EXERCISE INPUTS START

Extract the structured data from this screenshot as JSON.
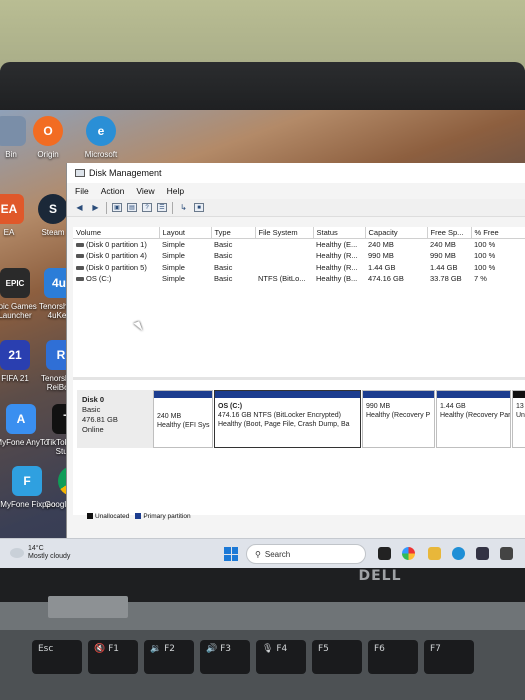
{
  "desktop": {
    "icons": [
      {
        "label": "Bin",
        "glyph": "",
        "color": "#7a8ea8"
      },
      {
        "label": "Origin",
        "glyph": "O",
        "color": "#f26c22"
      },
      {
        "label": "Microsoft",
        "glyph": "e",
        "color": "#2a8fd6"
      },
      {
        "label": "EA",
        "glyph": "EA",
        "color": "#e0582a"
      },
      {
        "label": "Steam",
        "glyph": "S",
        "color": "#1b2838"
      },
      {
        "label": "Epic Games Launcher",
        "glyph": "EPIC",
        "color": "#2a2a2a"
      },
      {
        "label": "Tenorshare 4uKey",
        "glyph": "4u",
        "color": "#2b7dd8"
      },
      {
        "label": "FIFA 21",
        "glyph": "21",
        "color": "#2a3fb0"
      },
      {
        "label": "Tenorshare ReiBoot",
        "glyph": "R",
        "color": "#2f6fd6"
      },
      {
        "label": "iMyFone AnyTo",
        "glyph": "A",
        "color": "#3a8ff0"
      },
      {
        "label": "TikTok LIVE Studio",
        "glyph": "T",
        "color": "#111111"
      },
      {
        "label": "iMyFone Fixppo",
        "glyph": "F",
        "color": "#2fa0e0"
      },
      {
        "label": "Google Chrome",
        "glyph": "",
        "color": "#e0b021"
      }
    ]
  },
  "window": {
    "title": "Disk Management",
    "menu": [
      "File",
      "Action",
      "View",
      "Help"
    ],
    "columns": [
      "Volume",
      "Layout",
      "Type",
      "File System",
      "Status",
      "Capacity",
      "Free Sp...",
      "% Free"
    ],
    "rows": [
      [
        "(Disk 0 partition 1)",
        "Simple",
        "Basic",
        "",
        "Healthy (E...",
        "240 MB",
        "240 MB",
        "100 %"
      ],
      [
        "(Disk 0 partition 4)",
        "Simple",
        "Basic",
        "",
        "Healthy (R...",
        "990 MB",
        "990 MB",
        "100 %"
      ],
      [
        "(Disk 0 partition 5)",
        "Simple",
        "Basic",
        "",
        "Healthy (R...",
        "1.44 GB",
        "1.44 GB",
        "100 %"
      ],
      [
        "OS (C:)",
        "Simple",
        "Basic",
        "NTFS (BitLo...",
        "Healthy (B...",
        "474.16 GB",
        "33.78 GB",
        "7 %"
      ]
    ],
    "disk": {
      "name": "Disk 0",
      "type": "Basic",
      "size": "476.81 GB",
      "status": "Online"
    },
    "partitions": [
      {
        "line1": "",
        "line2": "240 MB",
        "line3": "Healthy (EFI Sys"
      },
      {
        "line1": "OS (C:)",
        "line2": "474.16 GB NTFS (BitLocker Encrypted)",
        "line3": "Healthy (Boot, Page File, Crash Dump, Ba"
      },
      {
        "line1": "",
        "line2": "990 MB",
        "line3": "Healthy (Recovery P"
      },
      {
        "line1": "",
        "line2": "1.44 GB",
        "line3": "Healthy (Recovery Par"
      },
      {
        "line1": "",
        "line2": "13",
        "line3": "Una"
      }
    ],
    "legend": {
      "unallocated": "Unallocated",
      "primary": "Primary partition"
    }
  },
  "taskbar": {
    "temp": "14°C",
    "weather": "Mostly cloudy",
    "search_label": "Search"
  },
  "hardware": {
    "brand": "DELL"
  },
  "keys": [
    "Esc",
    "F1",
    "F2",
    "F3",
    "F4",
    "F5",
    "F6",
    "F7"
  ],
  "colors": {
    "primary_partition": "#1c3d8f",
    "unallocated": "#111111",
    "start": "#1c79d6"
  }
}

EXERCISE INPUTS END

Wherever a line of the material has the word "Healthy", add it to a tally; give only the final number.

8